We've all been there: stuck in congested stop-and-go traffic on the highway. You find yourself in a lane that's moving along pretty well, as compared to the others. You start thinking: should I stay in this lane for a while longer or change lanes while I'm ahead and before another lane gets its turn? While you are debating this with your spouse, you notice that guy a quarter-mile up ahead. He's weaving in and out of lanes, aggressively attempting to get ahead of the entire pack by changing whenever he sees an opportunity to possibly gain a car length. He's a high-frequency lane changer. You flag his car in your mind, and five minutes later: you slowly pass him.
In the investing world and in your portfolio, rebalancing an account too often can have costs too, just like that guy's driving. In the driving world, a freeway with very little traffic will allow you to change lanes almost any time, without the need to find your gap, check your blind spot, adjust your speed, etc. As the investing world has adopted lower commissions on many securities and lists of commission-free mutual funds and ETFs, the marketplace has made it easier to change lanes in your portfolio.There are even firms out there that will enable you to create a portfolio that rebalances automatically. You set your desired allocations to a bunch of ETFs (a non-trivial task in itself!), and it will rebalance any time those allocations get out of whack, even as often as daily. For example, if the price of oil falls today and the Energy Sector ETF you own is down 3% while the rest of the market is slightly up, the computer will sell a little of all your other holdings and buy some of the Energy ETF to get it back to your target allocation. Then tomorrow, when the price of oil rebounds some and Apple misses earnings, the computer will sell your Energy ETF (which is now above target) and buy the Technology ETF (whose allocation was dragged down by Apple's negative performance). This is all well and good if you can buy and sell these ETFs for free, and the commission-free list gets you a long way there, but what about the bid-ask spread?
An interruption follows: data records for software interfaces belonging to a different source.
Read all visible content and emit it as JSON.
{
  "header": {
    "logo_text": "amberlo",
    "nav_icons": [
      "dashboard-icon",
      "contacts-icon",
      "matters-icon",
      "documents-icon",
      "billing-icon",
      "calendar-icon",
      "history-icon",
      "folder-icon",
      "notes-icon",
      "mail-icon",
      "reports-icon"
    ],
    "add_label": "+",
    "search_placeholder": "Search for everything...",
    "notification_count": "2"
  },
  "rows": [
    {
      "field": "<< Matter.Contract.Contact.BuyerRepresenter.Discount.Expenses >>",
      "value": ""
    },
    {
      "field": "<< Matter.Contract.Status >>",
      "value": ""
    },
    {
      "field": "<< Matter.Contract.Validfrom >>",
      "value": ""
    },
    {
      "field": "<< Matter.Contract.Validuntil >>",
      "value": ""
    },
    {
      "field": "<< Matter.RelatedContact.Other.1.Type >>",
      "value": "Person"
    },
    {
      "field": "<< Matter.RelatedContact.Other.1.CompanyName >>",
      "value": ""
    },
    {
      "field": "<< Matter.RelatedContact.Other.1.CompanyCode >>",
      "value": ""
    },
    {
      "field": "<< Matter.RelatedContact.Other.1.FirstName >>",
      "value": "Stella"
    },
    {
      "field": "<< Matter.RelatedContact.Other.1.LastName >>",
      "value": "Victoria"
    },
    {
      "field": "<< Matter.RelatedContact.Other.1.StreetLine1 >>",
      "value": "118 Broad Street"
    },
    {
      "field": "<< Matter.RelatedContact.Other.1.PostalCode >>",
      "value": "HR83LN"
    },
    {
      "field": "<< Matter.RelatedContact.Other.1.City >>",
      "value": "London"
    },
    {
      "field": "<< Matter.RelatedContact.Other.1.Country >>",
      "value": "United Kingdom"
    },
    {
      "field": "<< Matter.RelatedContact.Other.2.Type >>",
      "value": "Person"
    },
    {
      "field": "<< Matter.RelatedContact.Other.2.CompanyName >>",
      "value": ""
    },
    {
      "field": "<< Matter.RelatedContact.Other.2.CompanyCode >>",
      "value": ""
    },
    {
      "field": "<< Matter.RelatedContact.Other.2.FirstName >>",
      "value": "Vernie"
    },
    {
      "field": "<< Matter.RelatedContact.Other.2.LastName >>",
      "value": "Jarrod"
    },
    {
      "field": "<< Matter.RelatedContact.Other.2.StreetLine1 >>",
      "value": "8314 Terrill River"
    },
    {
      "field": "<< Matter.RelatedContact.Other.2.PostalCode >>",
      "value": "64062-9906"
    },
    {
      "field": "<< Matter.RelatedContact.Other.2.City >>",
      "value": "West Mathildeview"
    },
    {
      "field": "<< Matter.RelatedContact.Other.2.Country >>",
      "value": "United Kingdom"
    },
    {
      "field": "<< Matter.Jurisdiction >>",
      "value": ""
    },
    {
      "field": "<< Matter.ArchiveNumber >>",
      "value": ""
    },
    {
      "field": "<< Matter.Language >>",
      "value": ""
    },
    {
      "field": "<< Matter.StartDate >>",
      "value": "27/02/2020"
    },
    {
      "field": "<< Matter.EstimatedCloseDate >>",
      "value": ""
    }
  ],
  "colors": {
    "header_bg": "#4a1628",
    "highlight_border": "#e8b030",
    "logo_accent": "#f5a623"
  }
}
In case that term just lost you, let's go to another car metaphor. If you've ever traded in a car at the dealership, this will probably feel familiar. You look up the value of your car online and get quoted ~$12,000, but when you go to dealership to trade it in, they only offer you $10,000. You take the offer, since you don't want to deal with the hassle of finding another buyer. Two weeks later, you check the dealership's website on a whim. There is your car, looking a little cleaner, and priced at $13,000! In the market for your old car, the dealer is the market maker, the bid (the market maker's buying price) is $10k, and the ask (the market maker's selling price) is $13k. The dealership needs this bid-ask spread to stay in business.
Now, imagine what would happen if you bought your old car back from the dealer. Then sell it back to them again. Now buy it back again. If the bid-ask spread were $0, this would be fine (if not silly), but at $3k per round trip, this gets expensive fast. This is exactly what is happening to your automatically rebalanced portfolio if you are using ETFs with large bid-ask spreads. "Large" is a subjective term, but all else being equal, you should prefer an ETF with low spread over one with a high spread. The tricky part is that these spreads can change over time, even by the second! Add in that the ETF that usually has the lowest bid-ask spread might have an expensive annual management fee or might not trade commission-free. This is dynamic market you're dealing with, not just your Ford Fusion. So what is a prudent driver/investor to do?
Change lanes when it makes sense to, not just because you can. Automated rebalancing (whether executed by a computer with proper inputs from you or performed by a human you choose) is a very useful tool for the investor that has other things to worry about, but automatic rebalancing is blind to the costs raised by the dreaded bid-ask spread. You want to pick the securities that strike the right balance of the issues raised above, and then set upper and lower limits that indicate when it might make sense to rebalance parts of the portfolio. I find that sort of exercise intriguing, but I'm nerdy in that respect. If you're like me, go have some fun; if you aren't, find some help. Whatever you do, don't be that guy.
Andrew Stewart, CFA is a Senior Portfolio Manager at Exchange Capital Management. The opinions expressed in this article are his own.